We’ve received many questions about the UI components that are in the Draft U.S. Web Design Standards. The library includes HTML, CSS, JavaScript, images, and fonts that are packaged up and can be imported into any project to create usable, accessible websites. In this post, we’ll talk about how we built the components to be accessible so anyone can use them, the structure of our CSS and JavaScript stacks, and how it’s being adapted to work with other frameworks, like WordPress and Drupal.

Accessible and inclusive

One of our primary goals in developing the Draft Standards was to make sites usable by everyone. This meant our UI components were built prioritizing accessibility and compatibility with different devices and environments.

The components are built on a solid HTML foundation and progressively enhanced to provide core experiences across browsers and devices. This means users will receive important information and be able to interact with critical aspects of the site. While new browsers will showcase a polished experience, older browsers will always have a usable experience.

All components are built mobile first and will respond to different screen sizes by modifying their layout and design. This, combined with a purposefully small asset file size means the Draft Standards are functional on different screen sizes and network speeds, including mobile phones. Most of the components even function without JavaScript.

CSS stack

The CSS foundation of this site is built with the Sass preprocessor language and organized in a modular structure. Sass improves the CSS syntax in order to provide extra features and handy tools. It was built to fill in CSS’s shortcomings, has a wide community of support, and is the most popular preprocessor language.

The Draft Standards also uses two Sass libraries; Bourbon and Neat.
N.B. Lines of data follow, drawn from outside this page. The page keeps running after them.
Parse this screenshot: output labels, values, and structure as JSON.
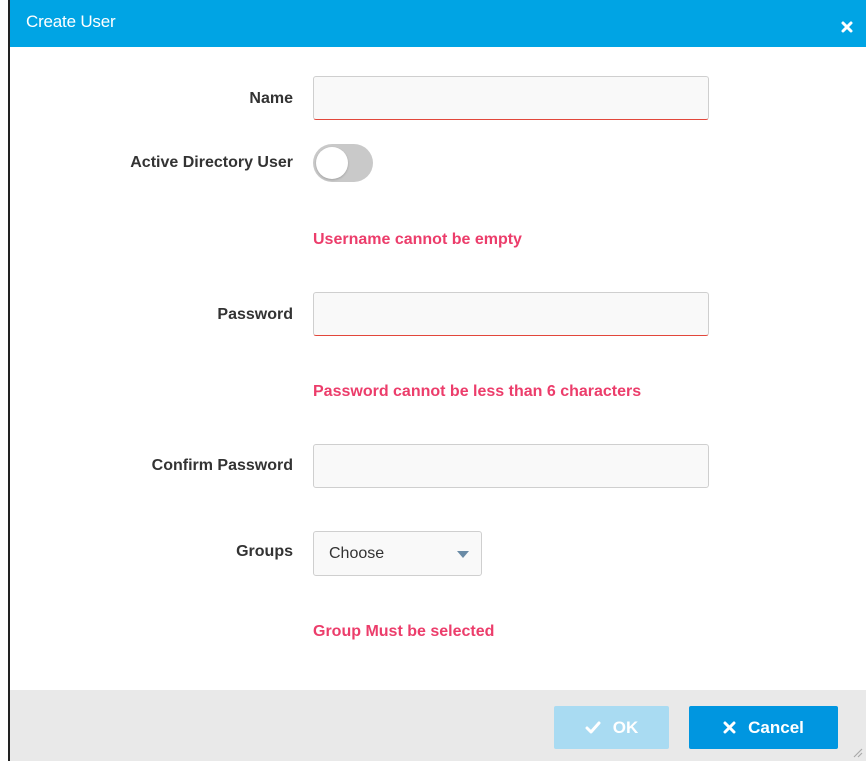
{
  "dialog": {
    "title": "Create User",
    "close_icon": "close-icon"
  },
  "form": {
    "name": {
      "label": "Name",
      "value": ""
    },
    "active_directory": {
      "label": "Active Directory User",
      "enabled": false
    },
    "username_error": "Username cannot be empty",
    "password": {
      "label": "Password",
      "value": ""
    },
    "password_error": "Password cannot be less than 6 characters",
    "confirm_password": {
      "label": "Confirm Password",
      "value": ""
    },
    "groups": {
      "label": "Groups",
      "selected": "Choose"
    },
    "groups_error": "Group Must be selected"
  },
  "footer": {
    "ok_label": "OK",
    "ok_icon": "check-icon",
    "cancel_label": "Cancel",
    "cancel_icon": "close-icon"
  },
  "colors": {
    "titlebar": "#00a4e4",
    "error": "#ec3d6b",
    "primary_button": "#0096e0",
    "disabled_button": "#a9dbf2"
  }
}
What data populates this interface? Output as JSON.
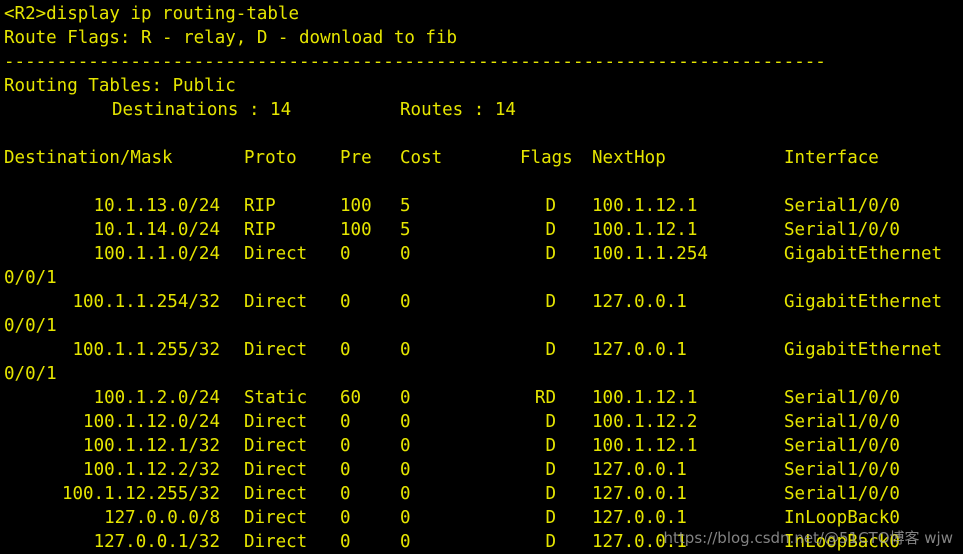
{
  "command": "<R2>display ip routing-table",
  "flags_legend": "Route Flags: R - relay, D - download to fib",
  "separator": "------------------------------------------------------------------------------",
  "table_title": "Routing Tables: Public",
  "destinations_label": "Destinations : 14",
  "routes_label": "Routes : 14",
  "headers": {
    "destination": "Destination/Mask",
    "proto": "Proto",
    "pre": "Pre",
    "cost": "Cost",
    "flags": "Flags",
    "nexthop": "NextHop",
    "interface": "Interface"
  },
  "rows": [
    {
      "dest": "10.1.13.0/24",
      "proto": "RIP",
      "pre": "100",
      "cost": "5",
      "flags": "D",
      "nexthop": "100.1.12.1",
      "iface": "Serial1/0/0",
      "wrap": ""
    },
    {
      "dest": "10.1.14.0/24",
      "proto": "RIP",
      "pre": "100",
      "cost": "5",
      "flags": "D",
      "nexthop": "100.1.12.1",
      "iface": "Serial1/0/0",
      "wrap": ""
    },
    {
      "dest": "100.1.1.0/24",
      "proto": "Direct",
      "pre": "0",
      "cost": "0",
      "flags": "D",
      "nexthop": "100.1.1.254",
      "iface": "GigabitEthernet",
      "wrap": "0/0/1"
    },
    {
      "dest": "100.1.1.254/32",
      "proto": "Direct",
      "pre": "0",
      "cost": "0",
      "flags": "D",
      "nexthop": "127.0.0.1",
      "iface": "GigabitEthernet",
      "wrap": "0/0/1"
    },
    {
      "dest": "100.1.1.255/32",
      "proto": "Direct",
      "pre": "0",
      "cost": "0",
      "flags": "D",
      "nexthop": "127.0.0.1",
      "iface": "GigabitEthernet",
      "wrap": "0/0/1"
    },
    {
      "dest": "100.1.2.0/24",
      "proto": "Static",
      "pre": "60",
      "cost": "0",
      "flags": "RD",
      "nexthop": "100.1.12.1",
      "iface": "Serial1/0/0",
      "wrap": ""
    },
    {
      "dest": "100.1.12.0/24",
      "proto": "Direct",
      "pre": "0",
      "cost": "0",
      "flags": "D",
      "nexthop": "100.1.12.2",
      "iface": "Serial1/0/0",
      "wrap": ""
    },
    {
      "dest": "100.1.12.1/32",
      "proto": "Direct",
      "pre": "0",
      "cost": "0",
      "flags": "D",
      "nexthop": "100.1.12.1",
      "iface": "Serial1/0/0",
      "wrap": ""
    },
    {
      "dest": "100.1.12.2/32",
      "proto": "Direct",
      "pre": "0",
      "cost": "0",
      "flags": "D",
      "nexthop": "127.0.0.1",
      "iface": "Serial1/0/0",
      "wrap": ""
    },
    {
      "dest": "100.1.12.255/32",
      "proto": "Direct",
      "pre": "0",
      "cost": "0",
      "flags": "D",
      "nexthop": "127.0.0.1",
      "iface": "Serial1/0/0",
      "wrap": ""
    },
    {
      "dest": "127.0.0.0/8",
      "proto": "Direct",
      "pre": "0",
      "cost": "0",
      "flags": "D",
      "nexthop": "127.0.0.1",
      "iface": "InLoopBack0",
      "wrap": ""
    },
    {
      "dest": "127.0.0.1/32",
      "proto": "Direct",
      "pre": "0",
      "cost": "0",
      "flags": "D",
      "nexthop": "127.0.0.1",
      "iface": "InLoopBack0",
      "wrap": ""
    }
  ],
  "watermark": "https://blog.csdn.net/@51CTO博客 wjw",
  "colors": {
    "background": "#000000",
    "text": "#e5e500"
  }
}
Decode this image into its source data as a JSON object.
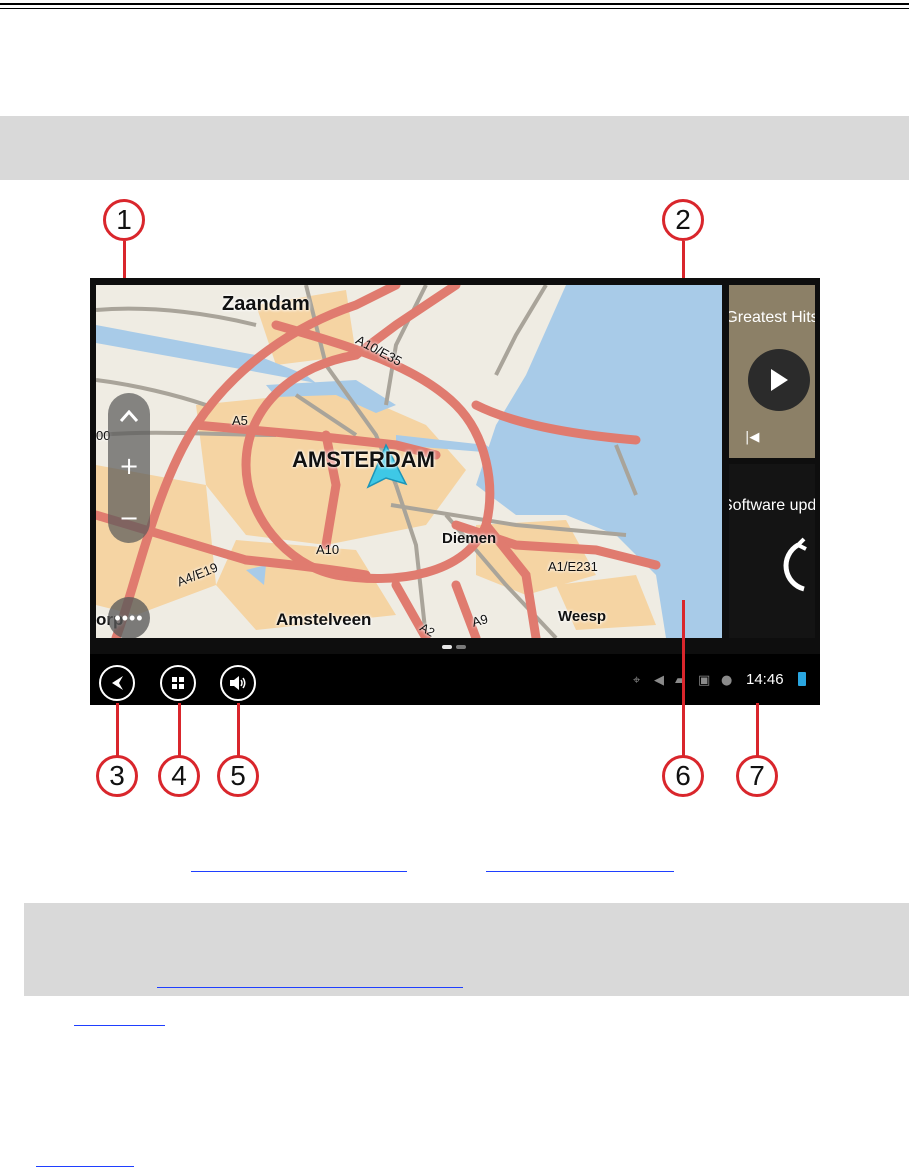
{
  "map": {
    "cities": [
      "Zaandam",
      "AMSTERDAM",
      "Diemen",
      "Amstelveen",
      "Weesp"
    ],
    "roads": [
      "A10/E35",
      "A5",
      "A10",
      "A4/E19",
      "A1/E231",
      "A9",
      "A2"
    ],
    "edge_labels": [
      "00",
      "orp"
    ]
  },
  "widgets": {
    "music_title": "Greatest Hits",
    "update_title": "Software update"
  },
  "status_bar": {
    "time": "14:46"
  },
  "callouts": [
    "1",
    "2",
    "3",
    "4",
    "5",
    "6",
    "7"
  ],
  "colors": {
    "callout_red": "#d9262c",
    "route_red": "#e07b6f",
    "land": "#efece3",
    "urban": "#f5d4a3",
    "water": "#a8cbe8",
    "cursor": "#3ec8e6",
    "music_tile": "#8c8067",
    "update_arrow_cyan": "#36c3e8",
    "link_blue": "#1f3fff",
    "gray_band": "#d9d9d9"
  }
}
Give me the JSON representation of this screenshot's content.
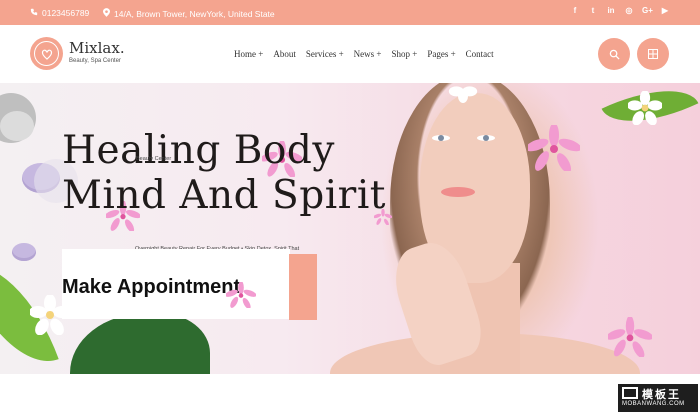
{
  "topbar": {
    "phone": "0123456789",
    "address": "14/A, Brown Tower, NewYork, United State",
    "socials": [
      {
        "icon": "facebook-icon",
        "glyph": "f"
      },
      {
        "icon": "twitter-icon",
        "glyph": "t"
      },
      {
        "icon": "linkedin-icon",
        "glyph": "in"
      },
      {
        "icon": "instagram-icon",
        "glyph": "◎"
      },
      {
        "icon": "google-plus-icon",
        "glyph": "G+"
      },
      {
        "icon": "youtube-icon",
        "glyph": "▶"
      }
    ]
  },
  "header": {
    "brand": "Mixlax.",
    "tagline": "Beauty, Spa Center",
    "nav": [
      "Home +",
      "About",
      "Services +",
      "News +",
      "Shop +",
      "Pages +",
      "Contact"
    ]
  },
  "hero": {
    "title_line1": "Healing Body",
    "title_line2": "Mind And Spirit",
    "overlay_caption": "Beauty Center",
    "overlay_sub": "Overnight Beauty Repair For Every Budget • Skin Detox, Spirit That",
    "appointment_label": "Make Appointment"
  },
  "watermark": {
    "big": "模板王",
    "small": "MOBANWANG.COM"
  },
  "colors": {
    "accent": "#f4a48f",
    "heading": "#1f1b1a"
  }
}
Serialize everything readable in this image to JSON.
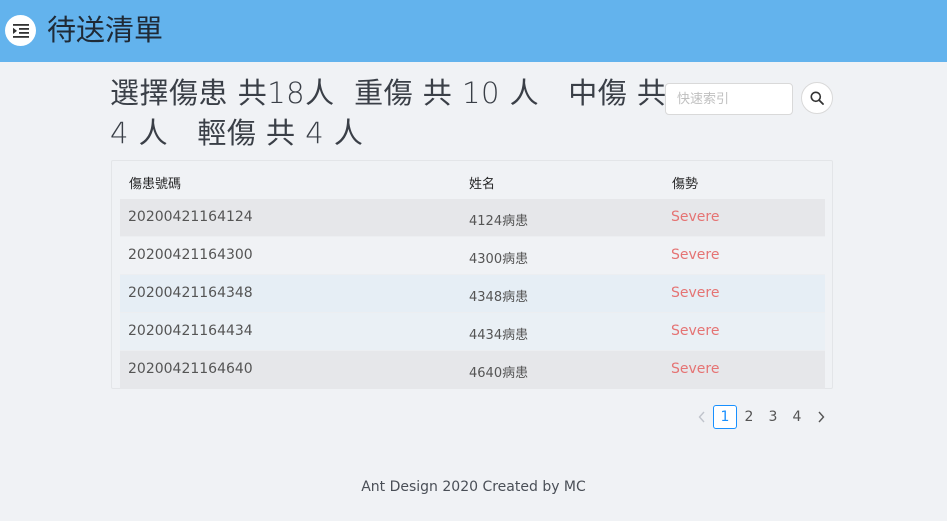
{
  "header": {
    "menu_icon": "menu-fold-icon",
    "title": "待送清單"
  },
  "summary": {
    "line1_a": "選擇傷患 共18人",
    "line1_b": "重傷 共 10 人",
    "line1_c": "中傷 共",
    "line2_a": "4 人",
    "line2_b": "輕傷 共 4 人"
  },
  "search": {
    "placeholder": "快速索引",
    "value": "",
    "icon": "search-icon"
  },
  "table": {
    "columns": [
      "傷患號碼",
      "姓名",
      "傷勢"
    ],
    "rows": [
      {
        "id": "20200421164124",
        "name": "4124病患",
        "status": "Severe"
      },
      {
        "id": "20200421164300",
        "name": "4300病患",
        "status": "Severe"
      },
      {
        "id": "20200421164348",
        "name": "4348病患",
        "status": "Severe"
      },
      {
        "id": "20200421164434",
        "name": "4434病患",
        "status": "Severe"
      },
      {
        "id": "20200421164640",
        "name": "4640病患",
        "status": "Severe"
      }
    ]
  },
  "pagination": {
    "pages": [
      "1",
      "2",
      "3",
      "4"
    ],
    "current": "1",
    "prev_icon": "chevron-left-icon",
    "next_icon": "chevron-right-icon"
  },
  "colors": {
    "header_bg": "#63b3ed",
    "status_severe": "#e57373",
    "accent": "#1890ff"
  },
  "footer": {
    "text": "Ant Design 2020 Created by MC"
  }
}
It uses Bourbon for its simple and lightweight Sass mixin library, and the Neat library for its grid framework. Bourbon and Neat are open-source products from thoughtbot. None of these tools are required to use the Draft Standards, if you prefer to not use Sass at all, a compiled CSS stylesheet is available.

JavaScript stack

In order to have a small file footprint, and to allow the Draft Standards to be used in any type of project, we kept our JavaScript stack very small. The only framework we use is jQuery. jQuery allows us to apply complex transformations to the browser’s Document Object Model or DOM in a way that works across different browsers and browser versions. Without jQuery, we’d have to write specific code for older browsers such as Internet Explorer 9. jQuery allows us to focus on the interface we’re creating and less on differences between browsers.

WordPress, Drupal, and other frameworks

We want to make it easy for web administrators to adopt the Draft Standards with minimal hassle. This means the Draft Standards should be able to plug into sites written in different programming languages and build with different frameworks. In order to support a wide range of different stacks, the Draft Standards were built to not favor any over the other, but focuses on plain HTML, CSS, and JavaScript that can be incorporated into any framework or programming language. The core Draft Standards team is focusing on the framework and letting outside teams and the open source community develop plugins for other stacks. There are already separate government and public teams working on developing their own CMS themes for Drupal and Wordpress. Additionally, 18F’s static CMS Federalist, which helps agencies deploy static, secure, and scalable websites, uses the Draft Standards.